Expanding Your Ministry as a Regular Pioneer
1 “It has taken long, careful, prayerful consideration before sending this.” Those were the words of one sister in a letter that accompanied her regular pioneer application the first of this service year. She was now able to join her daughter who entered the pioneer work upon graduation from high school last summer. Prayerful consideration—yes, that is a prerequisite for those who would expand their ministry into regular pioneer service. Have you prayerfully reflected on your circumstances and considered how you might take up this blessed privilege?
2 We are assured by the apostle John that we will receive what we pray for in harmony with God’s will. (1 John 5:14, 15) And what special work has Jehovah willed to be done in these last days? “This good news of the kingdom will be preached in all the inhabited earth for a witness,” answers Jesus. (Matt. 24:14) Jesus also indicated that we should “beg the Master of the harvest to send out workers into his harvest.” (Matt. 9:37, 38) Jehovah will surely pay attention to our heartfelt request for more workers, perhaps enabling us to enter the regular pioneer service.
3 Great diversity in age, background and circumstances is evident among those wholeheartedly responding to the need for more full-time preachers. A 96-year-old brother who started pioneering just over a year ago continues to do excellent work as a pioneer. One housewife and mother of several children views her pioneering as a family project that is proving to be a source of spiritual enrichment for all in her household.
CAN CIRCUMSTANCES BE CHANGED?
4 “Yes,” answers a mother of three who moved into a smaller apartment after her last child married. Having pioneered before, she kept the pioneer spirit alive and, when circumstances permitted, adjusted her situation to resume her pioneer service.
5 It is wise to count the cost when considering the regular pioneer work. (Luke 14:28) It is not a matter of ‘pioneering at all costs.’ However, some who at first thought they could not pioneer have analyzed the way they were using their time. By adjusting their schedule, they made room for the three hours that were needed on the average each day to meet the pioneer requirement, and they did so without neglecting other Christian responsibilities. These are now happily serving as regular pioneers.

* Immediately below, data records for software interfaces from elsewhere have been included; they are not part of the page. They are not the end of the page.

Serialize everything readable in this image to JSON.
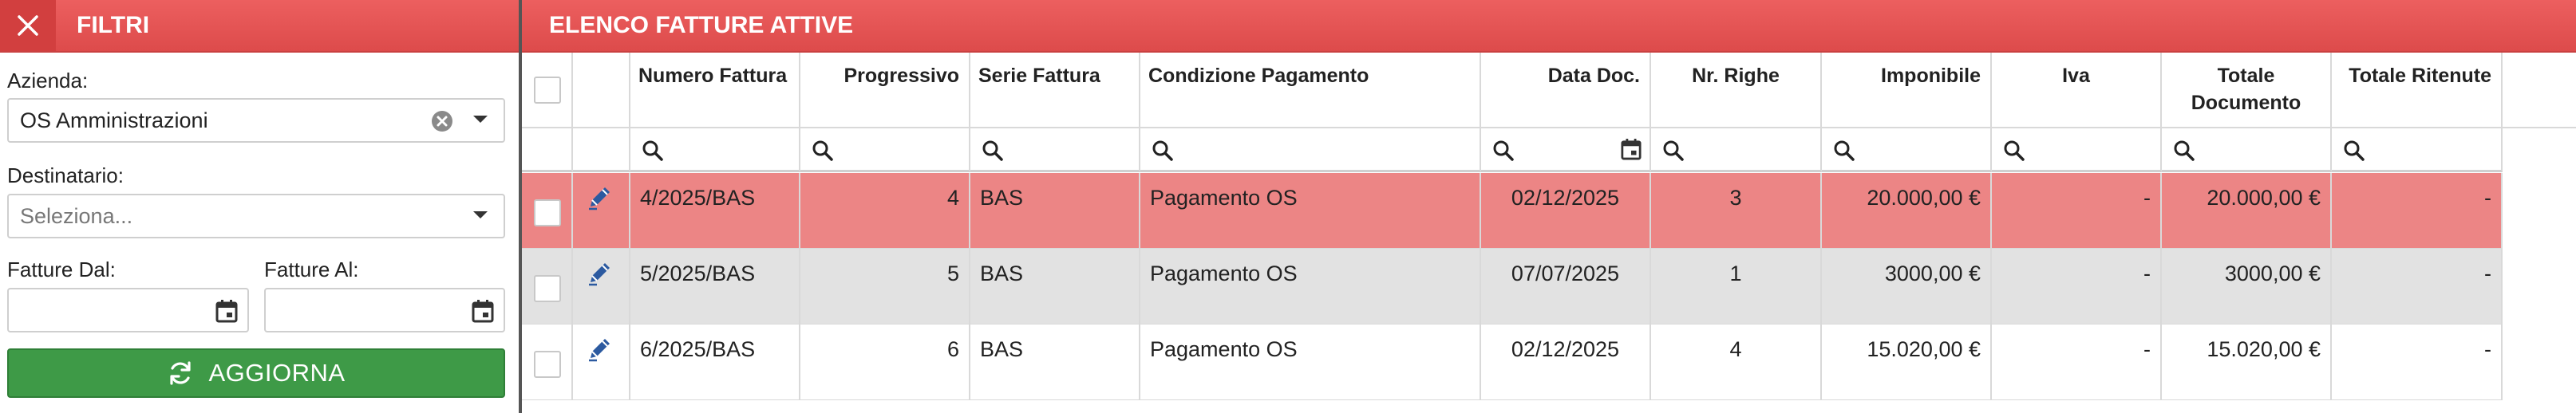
{
  "filters": {
    "title": "FILTRI",
    "azienda_label": "Azienda:",
    "azienda_value": "OS Amministrazioni",
    "destinatario_label": "Destinatario:",
    "destinatario_placeholder": "Seleziona...",
    "fatture_dal_label": "Fatture Dal:",
    "fatture_al_label": "Fatture Al:",
    "fatture_dal_value": "",
    "fatture_al_value": "",
    "aggiorna_label": "AGGIORNA"
  },
  "list": {
    "title": "ELENCO FATTURE ATTIVE",
    "columns": [
      {
        "key": "numero",
        "label": "Numero Fattura"
      },
      {
        "key": "progressivo",
        "label": "Progressivo"
      },
      {
        "key": "serie",
        "label": "Serie Fattura"
      },
      {
        "key": "condizione",
        "label": "Condizione Pagamento"
      },
      {
        "key": "data",
        "label": "Data Doc."
      },
      {
        "key": "righe",
        "label": "Nr. Righe"
      },
      {
        "key": "imponibile",
        "label": "Imponibile"
      },
      {
        "key": "iva",
        "label": "Iva"
      },
      {
        "key": "totale",
        "label": "Totale Documento"
      },
      {
        "key": "ritenute",
        "label": "Totale Ritenute"
      }
    ],
    "rows": [
      {
        "numero": "4/2025/BAS",
        "progressivo": "4",
        "serie": "BAS",
        "condizione": "Pagamento OS",
        "data": "02/12/2025",
        "righe": "3",
        "imponibile": "20.000,00 €",
        "iva": "-",
        "totale": "20.000,00 €",
        "ritenute": "-",
        "highlight": "selected"
      },
      {
        "numero": "5/2025/BAS",
        "progressivo": "5",
        "serie": "BAS",
        "condizione": "Pagamento OS",
        "data": "07/07/2025",
        "righe": "1",
        "imponibile": "3000,00 €",
        "iva": "-",
        "totale": "3000,00 €",
        "ritenute": "-",
        "highlight": "alt"
      },
      {
        "numero": "6/2025/BAS",
        "progressivo": "6",
        "serie": "BAS",
        "condizione": "Pagamento OS",
        "data": "02/12/2025",
        "righe": "4",
        "imponibile": "15.020,00 €",
        "iva": "-",
        "totale": "15.020,00 €",
        "ritenute": "-",
        "highlight": "none"
      }
    ]
  },
  "colors": {
    "header_red": "#e05050",
    "selected_row": "#ec8585",
    "alt_row": "#e2e2e2",
    "button_green": "#3e9a47",
    "edit_icon_blue": "#2c5aa0"
  },
  "icons": {
    "close": "close-icon",
    "clear": "clear-circle-icon",
    "dropdown": "chevron-down-icon",
    "calendar": "calendar-icon",
    "refresh": "refresh-icon",
    "search": "search-icon",
    "edit": "pencil-icon"
  }
}
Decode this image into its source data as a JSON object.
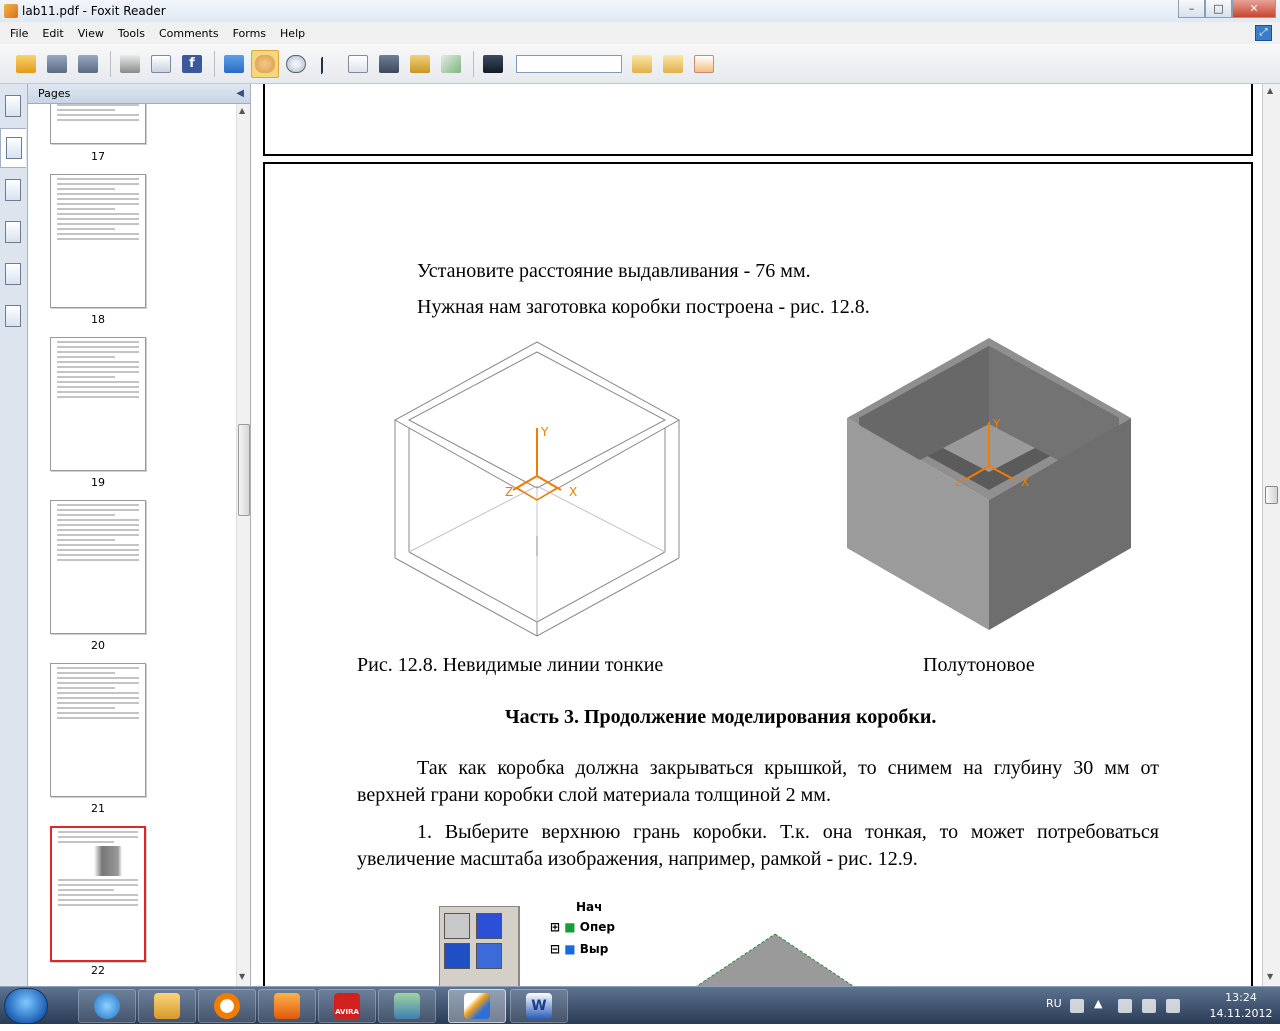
{
  "window": {
    "title": "lab11.pdf - Foxit Reader"
  },
  "window_controls": {
    "minimize": "–",
    "maximize": "□",
    "close": "✕"
  },
  "menu": [
    "File",
    "Edit",
    "View",
    "Tools",
    "Comments",
    "Forms",
    "Help"
  ],
  "toolbar": {
    "search_value": "",
    "active_tool": "hand"
  },
  "pages_panel": {
    "title": "Pages",
    "thumbnails": [
      {
        "label": "17"
      },
      {
        "label": "18"
      },
      {
        "label": "19"
      },
      {
        "label": "20"
      },
      {
        "label": "21"
      },
      {
        "label": "22",
        "selected": true
      }
    ]
  },
  "document": {
    "line1": "Установите расстояние выдавливания - 76 мм.",
    "line2": "Нужная нам заготовка коробки построена - рис. 12.8.",
    "figure_axes": {
      "y": "Y",
      "z": "Z",
      "x": "X"
    },
    "caption_left": "Рис. 12.8. Невидимые линии тонкие",
    "caption_right": "Полутоновое",
    "heading": "Часть 3. Продолжение моделирования коробки.",
    "para1": "Так как коробка должна закрываться крышкой, то снимем на глубину 30 мм от верхней грани коробки слой материала толщиной 2 мм.",
    "para2": "1. Выберите верхнюю грань коробки. Т.к. она тонкая, то может потребоваться увеличение масштаба изображения, например, рамкой - рис. 12.9.",
    "tree_items": [
      "Нач",
      "Опер",
      "Выр"
    ]
  },
  "taskbar": {
    "apps": [
      "internet-explorer",
      "windows-explorer",
      "mail",
      "media-player",
      "avira",
      "network-users",
      "foxit-reader",
      "word"
    ],
    "avira_label": "AVIRA",
    "language": "RU",
    "time": "13:24",
    "date": "14.11.2012"
  },
  "colors": {
    "accent_selection": "#e0262a",
    "axis_orange": "#f07d00",
    "toolbar_active": "#f7d77c"
  }
}
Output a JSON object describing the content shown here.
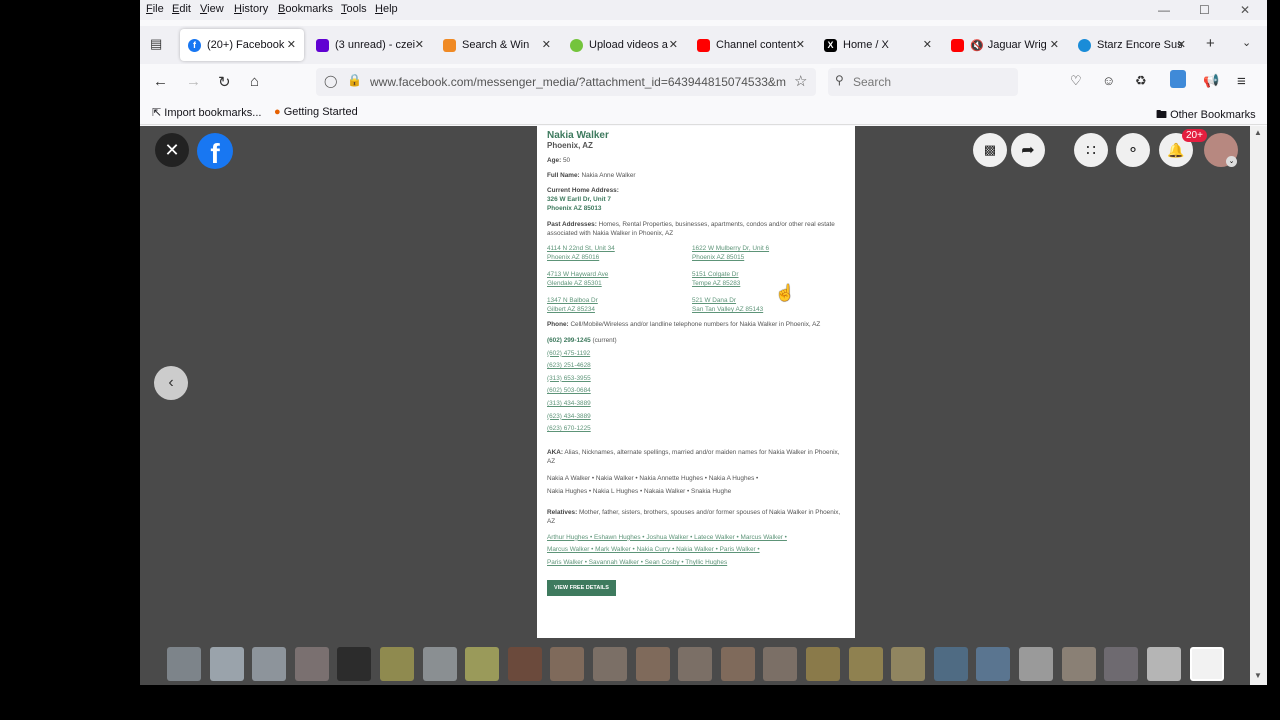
{
  "menu": [
    "File",
    "Edit",
    "View",
    "History",
    "Bookmarks",
    "Tools",
    "Help"
  ],
  "tabs": [
    {
      "label": "(20+) Facebook",
      "favicon_color": "#1877f2",
      "active": true
    },
    {
      "label": "(3 unread) - czei",
      "favicon_color": "#6001d2",
      "active": false
    },
    {
      "label": "Search & Win",
      "favicon_color": "#f08a24",
      "active": false
    },
    {
      "label": "Upload videos a",
      "favicon_color": "#74c43c",
      "active": false
    },
    {
      "label": "Channel content",
      "favicon_color": "#ff0000",
      "active": false
    },
    {
      "label": "Home / X",
      "favicon_color": "#000000",
      "active": false
    },
    {
      "label": "Jaguar Wrig",
      "favicon_color": "#ff0000",
      "active": false
    },
    {
      "label": "Starz Encore Sus",
      "favicon_color": "#1a8cd8",
      "active": false
    }
  ],
  "nav": {
    "url": "www.facebook.com/messenger_media/?attachment_id=643944815074533&m",
    "search_placeholder": "Search"
  },
  "bookmarks": {
    "import": "Import bookmarks...",
    "getting_started": "Getting Started",
    "other": "Other Bookmarks"
  },
  "viewer": {
    "notification_badge": "20+"
  },
  "document": {
    "name": "Nakia Walker",
    "city": "Phoenix, AZ",
    "age_label": "Age:",
    "age": "50",
    "fullname_label": "Full Name:",
    "fullname": "Nakia Anne Walker",
    "home_label": "Current Home Address:",
    "home_line1": "326 W Earll Dr, Unit 7",
    "home_line2": "Phoenix AZ 85013",
    "past_label": "Past Addresses:",
    "past_desc": "Homes, Rental Properties, businesses, apartments, condos and/or other real estate associated with Nakia Walker in Phoenix, AZ",
    "past_addresses": [
      {
        "l1": "4114 N 22nd St, Unit 34",
        "l2": "Phoenix AZ 85016"
      },
      {
        "l1": "1622 W Mulberry Dr, Unit 6",
        "l2": "Phoenix AZ 85015"
      },
      {
        "l1": "4713 W Hayward Ave",
        "l2": "Glendale AZ 85301"
      },
      {
        "l1": "5151 Colgate Dr",
        "l2": "Tempe AZ 85283"
      },
      {
        "l1": "1347 N Balboa Dr",
        "l2": "Gilbert AZ 85234"
      },
      {
        "l1": "521 W Dana Dr",
        "l2": "San Tan Valley AZ 85143"
      }
    ],
    "phone_label": "Phone:",
    "phone_desc": "Cell/Mobile/Wireless and/or landline telephone numbers for Nakia Walker in Phoenix, AZ",
    "phone_current": "(602) 299-1245",
    "phone_current_note": "(current)",
    "phones": [
      "(602) 475-1192",
      "(623) 251-4628",
      "(313) 653-3955",
      "(602) 503-0684",
      "(313) 434-3889",
      "(623) 434-3889",
      "(623) 670-1225"
    ],
    "aka_label": "AKA:",
    "aka_desc": "Alias, Nicknames, alternate spellings, married and/or maiden names for Nakia Walker in Phoenix, AZ",
    "aka_line1": "Nakia A Walker • Nakia Walker • Nakia Annette Hughes • Nakia A Hughes •",
    "aka_line2": "Nakia Hughes • Nakia L Hughes • Nakaia Walker • Snakia Hughe",
    "relatives_label": "Relatives:",
    "relatives_desc": "Mother, father, sisters, brothers, spouses and/or former spouses of Nakia Walker in Phoenix, AZ",
    "relatives_line1": "Arthur Hughes • Eshawn Hughes • Joshua Walker • Latece Walker • Marcus Walker •",
    "relatives_line2": "Marcus Walker • Mark Walker • Nakia Curry • Nakia Walker • Paris Walker •",
    "relatives_line3": "Paris Walker • Savannah Walker • Sean Cosby • Thyllic Hughes",
    "button": "VIEW FREE DETAILS"
  }
}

6 Undue concern for meeting the hour requirement keeps some from entering the full-time service. But Christian faith can move mountainlike obstacles, including those that spring from such apprehension. (Matt. 17:20) God’s Word and spirit, along with the good advice offered by Jehovah’s organization, can help to build such faith.
POSITIVE ACTION NEEDED
7 You will get into the pioneer work only by taking decisive steps in harmony with your prayers. What steps need to be taken? Heartfelt desire must be cultivated; you must want to pioneer. Increase your preaching activity as much as you can now and make a special effort to work with those already enrolled. Observe their joy. This will help you develop the pioneer spirit. Do not dwell on the negative factors in your circumstances. (Eccl. 11:4) Rather, seek to imitate Nehemiah’s positive attitude regarding rebuilding Jerusalem’s walls in the face of obstacles. He said: “The God of the heavens is the One that will grant us success, and we ourselves, his servants, shall get up, and we must build.”—Neh. 2:20.
8 Pioneer work will open up many more opportunities to experience the special joy that comes from helping others to know and serve Jehovah. And by expanding your ministry as a regular pioneer, you will find the refreshment suggested at Proverbs 11:25, that of being freely watered spiritually yourself because of your “freely watering others” with the Word of life.